Live performance at the University of Arizona School of Theatre, Film & Television (TFTV) is officially back, and our 2021/22 season is in full swing.
The Season opened in October with packed houses for James Lapine and Stephen Sondheim’s Into the Woods, and tonight Sarah Ruhl’s adaptation of Chekhov’s Three Sisters will open in the Tornabene Theatre. Director Brent Gibbs says “Sarah Ruhl’s translation is a beautiful rendering of the work. It allows our students the chance to work on wonderful material and our audiences to enjoy an incomparable piece of dramatic literature.”
Along with Director Brent Gibbs, the creative team for Three Sisters includes designers from the Design and Technical Production BFA and Graduate programs.
Kensey Coleman is the Scenic Designer on Three Sisters and a third year MFA Theatre Arts (Theatre Design and Production) candidate. She received her BFA in Scenic Design and Technical Direction from The University of Southern Mississippi. Outside of her work at TFTV, her latest design work includes a production of Qui Nguyen’s She Kills Monsters, which was picked up by The August Wilson African American Culture Center soon after it was produced by Pitt Stages. She also designed SUNY New Paltz’s production of For Colored Girls Who Have Considered Suicide/ When the Rainbow is ENUF. We asked Kensey about her design process.
Tell us about your inspiration for the scenic design of Three Sisters.
Coleman: The inspiration behind the scenic design for this production is the idea of maintaining a sense of comfort and sustainability through bits and pieces of hope. The women in this play are all pursuing different happinesses. All of them are linked to their childhood experiences in Moscow. That is why I chose to float abstract onion domes above the space. It is a symbol of totality and success and happiness for them.
What are the opportunities and challenges designing in-the-round?
Coleman: I’ve only ever designed in a black box theater with a tennis court orientation. Designing in the round has afforded me the opportunity to explore new sightline issues, storage spaces and minimal/practical spatial designs. The Tornabene is an incredibly unorthodox space.
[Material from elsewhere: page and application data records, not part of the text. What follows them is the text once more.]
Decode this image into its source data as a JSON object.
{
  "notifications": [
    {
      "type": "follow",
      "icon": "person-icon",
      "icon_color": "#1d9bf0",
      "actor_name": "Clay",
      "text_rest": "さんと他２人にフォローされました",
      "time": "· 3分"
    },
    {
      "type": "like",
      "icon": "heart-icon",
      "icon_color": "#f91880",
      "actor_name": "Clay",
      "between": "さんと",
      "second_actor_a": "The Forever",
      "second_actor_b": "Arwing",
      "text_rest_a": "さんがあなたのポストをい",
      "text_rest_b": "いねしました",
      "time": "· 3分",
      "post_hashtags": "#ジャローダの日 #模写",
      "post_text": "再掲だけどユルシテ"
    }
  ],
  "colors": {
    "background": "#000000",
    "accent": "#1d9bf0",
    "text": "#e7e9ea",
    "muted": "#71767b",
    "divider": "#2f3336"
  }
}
I also didn’t get to choose the deck layout aside from the paint treatment. It was a challenge understanding how to make a multilevel off-centered platform work with a semi-practical domestic interior.
On being back in production after working remotely…
Coleman: This was one of the most challenging productions I’ve experienced so far. I stand confident knowing that I conquered this production amidst the pandemic and all of the production losses it has caused. I think I speak for the entire team when I say that we are all experiencing a difficult time getting back into the standard swing of things. We have been working remotely for nearly 2 years, so working in person as we produce a show in person has produced its own challenges. All of which are necessary challenges to help get back into the swing of things.
Discover Kensey’s scenic work in Three Sisters now through November 21. Tickets are available at tickets.arizona.edu.